The risk for the RBA is that if they delay their decision until November, and the CPI print is low for some reason, they will find it awfully difficult to rationalise moving again until the first quarter of 2010. This would give households an extra five months to build above-trend momentum alongside the resources sector. And throughout this time rates would have been sitting in a neutral position.

Another criticism of the go-October position is that the RBA will not want to have to ‘reverse-out’ a hike if there is some global calamity in the future. The argument here is that the RBA likes to smooth interest rates and is paranoid about making policy errors.

Yet based on its inflation record over the last four years, the RBA has made repeated policy errors by under-clubbing its CPI forecasts. A hike in October removes the risk of relying on the next inflation read and being potentially pushed to the sidelines until 2010.

If there is a future global catastrophe that forces the RBA to change course, history will presumably judge the RBA’s May hike a mistake too. Either way you look at it, the RBA is going to have to reverse out recent hikes.

The arguably more important point here is the question of the RBA’s inflation-fighting credibility. The evidence shows that since the mid 2000s the RBA has lost a grip on its 2-3 per cent through-the-cycle target.
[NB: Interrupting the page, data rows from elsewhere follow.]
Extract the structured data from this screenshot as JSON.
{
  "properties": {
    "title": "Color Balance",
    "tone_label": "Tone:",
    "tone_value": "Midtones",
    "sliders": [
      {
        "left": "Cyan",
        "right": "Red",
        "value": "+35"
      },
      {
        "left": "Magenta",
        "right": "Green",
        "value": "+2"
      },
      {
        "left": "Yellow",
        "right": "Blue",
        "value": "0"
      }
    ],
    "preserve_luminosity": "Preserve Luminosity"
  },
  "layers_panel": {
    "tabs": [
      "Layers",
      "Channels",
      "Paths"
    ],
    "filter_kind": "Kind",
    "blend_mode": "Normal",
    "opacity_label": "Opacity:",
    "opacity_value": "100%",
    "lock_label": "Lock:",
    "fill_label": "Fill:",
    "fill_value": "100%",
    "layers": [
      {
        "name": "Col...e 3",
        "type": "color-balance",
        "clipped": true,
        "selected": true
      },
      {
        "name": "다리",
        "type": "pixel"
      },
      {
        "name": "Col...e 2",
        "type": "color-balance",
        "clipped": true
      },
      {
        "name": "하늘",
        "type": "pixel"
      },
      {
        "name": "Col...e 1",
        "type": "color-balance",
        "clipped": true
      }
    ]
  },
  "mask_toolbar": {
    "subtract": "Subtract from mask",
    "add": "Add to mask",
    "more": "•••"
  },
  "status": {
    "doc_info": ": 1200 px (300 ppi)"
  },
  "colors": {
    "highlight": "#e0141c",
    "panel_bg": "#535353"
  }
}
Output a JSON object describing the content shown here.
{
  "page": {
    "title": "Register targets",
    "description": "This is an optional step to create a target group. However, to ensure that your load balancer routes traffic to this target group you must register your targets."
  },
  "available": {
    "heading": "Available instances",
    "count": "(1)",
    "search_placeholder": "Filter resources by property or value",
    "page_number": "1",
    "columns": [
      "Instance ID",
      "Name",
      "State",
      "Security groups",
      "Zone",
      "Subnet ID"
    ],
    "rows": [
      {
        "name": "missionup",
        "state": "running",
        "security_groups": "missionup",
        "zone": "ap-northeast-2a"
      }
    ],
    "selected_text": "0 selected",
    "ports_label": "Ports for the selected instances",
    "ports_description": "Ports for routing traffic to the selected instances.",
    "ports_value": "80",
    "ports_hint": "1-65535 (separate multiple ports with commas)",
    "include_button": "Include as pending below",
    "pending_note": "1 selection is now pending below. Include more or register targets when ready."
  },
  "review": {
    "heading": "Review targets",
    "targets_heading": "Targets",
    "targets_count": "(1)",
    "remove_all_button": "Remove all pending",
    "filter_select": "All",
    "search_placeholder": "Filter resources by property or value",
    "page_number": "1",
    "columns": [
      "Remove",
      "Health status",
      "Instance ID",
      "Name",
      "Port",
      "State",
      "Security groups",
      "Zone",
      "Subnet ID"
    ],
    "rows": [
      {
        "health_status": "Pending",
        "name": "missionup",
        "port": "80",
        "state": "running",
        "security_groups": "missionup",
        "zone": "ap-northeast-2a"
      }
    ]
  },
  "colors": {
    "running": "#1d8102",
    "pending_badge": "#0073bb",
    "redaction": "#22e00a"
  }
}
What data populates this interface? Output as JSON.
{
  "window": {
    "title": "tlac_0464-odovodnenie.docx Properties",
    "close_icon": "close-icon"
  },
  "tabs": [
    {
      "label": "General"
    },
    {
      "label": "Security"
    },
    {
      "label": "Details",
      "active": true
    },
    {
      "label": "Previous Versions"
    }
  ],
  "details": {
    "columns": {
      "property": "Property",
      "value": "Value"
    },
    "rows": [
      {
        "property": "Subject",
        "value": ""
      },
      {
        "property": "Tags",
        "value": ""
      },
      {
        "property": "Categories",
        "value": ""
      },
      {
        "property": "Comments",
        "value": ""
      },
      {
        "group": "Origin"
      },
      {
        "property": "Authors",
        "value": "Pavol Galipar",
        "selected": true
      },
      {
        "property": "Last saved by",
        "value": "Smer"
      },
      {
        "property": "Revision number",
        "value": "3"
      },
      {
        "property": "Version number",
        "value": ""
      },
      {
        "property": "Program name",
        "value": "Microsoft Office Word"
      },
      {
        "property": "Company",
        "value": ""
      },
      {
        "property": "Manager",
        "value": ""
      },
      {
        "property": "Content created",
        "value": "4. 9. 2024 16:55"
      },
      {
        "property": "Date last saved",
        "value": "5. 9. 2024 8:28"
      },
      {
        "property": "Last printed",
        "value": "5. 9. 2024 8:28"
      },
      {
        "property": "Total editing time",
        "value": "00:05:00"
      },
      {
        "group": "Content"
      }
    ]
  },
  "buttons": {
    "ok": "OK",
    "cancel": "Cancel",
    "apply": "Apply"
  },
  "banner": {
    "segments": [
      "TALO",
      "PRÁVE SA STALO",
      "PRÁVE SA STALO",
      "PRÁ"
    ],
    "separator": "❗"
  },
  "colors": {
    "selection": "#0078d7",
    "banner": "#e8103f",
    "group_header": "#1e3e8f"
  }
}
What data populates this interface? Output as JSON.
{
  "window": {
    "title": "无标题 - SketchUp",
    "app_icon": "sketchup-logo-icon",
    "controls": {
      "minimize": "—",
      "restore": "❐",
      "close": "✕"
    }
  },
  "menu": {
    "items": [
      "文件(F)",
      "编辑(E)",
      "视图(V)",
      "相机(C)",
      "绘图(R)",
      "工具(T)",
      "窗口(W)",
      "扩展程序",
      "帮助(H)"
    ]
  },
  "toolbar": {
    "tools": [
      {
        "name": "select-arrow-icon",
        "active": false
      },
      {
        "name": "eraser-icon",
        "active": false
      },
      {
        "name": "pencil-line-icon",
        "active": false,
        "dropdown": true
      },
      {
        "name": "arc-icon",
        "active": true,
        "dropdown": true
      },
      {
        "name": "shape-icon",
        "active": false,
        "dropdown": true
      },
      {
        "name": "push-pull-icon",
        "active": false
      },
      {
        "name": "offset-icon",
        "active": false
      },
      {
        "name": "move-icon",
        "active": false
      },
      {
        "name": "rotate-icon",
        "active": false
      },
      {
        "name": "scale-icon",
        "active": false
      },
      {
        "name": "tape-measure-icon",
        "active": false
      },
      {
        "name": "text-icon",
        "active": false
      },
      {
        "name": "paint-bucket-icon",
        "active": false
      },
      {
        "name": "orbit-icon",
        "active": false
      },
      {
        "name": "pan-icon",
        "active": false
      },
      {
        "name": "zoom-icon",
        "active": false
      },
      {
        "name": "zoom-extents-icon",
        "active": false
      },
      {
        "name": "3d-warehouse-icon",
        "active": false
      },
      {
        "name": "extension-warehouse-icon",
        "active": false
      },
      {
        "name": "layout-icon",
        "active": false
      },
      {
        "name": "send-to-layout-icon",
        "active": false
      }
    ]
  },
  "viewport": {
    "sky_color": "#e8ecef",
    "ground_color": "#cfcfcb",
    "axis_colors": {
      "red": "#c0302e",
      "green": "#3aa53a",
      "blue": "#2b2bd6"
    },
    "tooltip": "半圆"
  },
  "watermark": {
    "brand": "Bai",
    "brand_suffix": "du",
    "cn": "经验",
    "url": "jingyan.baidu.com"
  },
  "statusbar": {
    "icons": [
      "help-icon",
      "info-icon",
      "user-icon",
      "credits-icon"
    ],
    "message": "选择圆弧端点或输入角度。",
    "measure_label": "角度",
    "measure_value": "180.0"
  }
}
If this pattern persists, the RBA will do its central banking brand enormous damage.

As I have argued before, the RBA has an asymmetric response function: it should, all things being equal, prefer inflation to undershoot rather than overshoot its target. Delaying the decision until November once again runs the risk of the RBA getting behind the rate curve.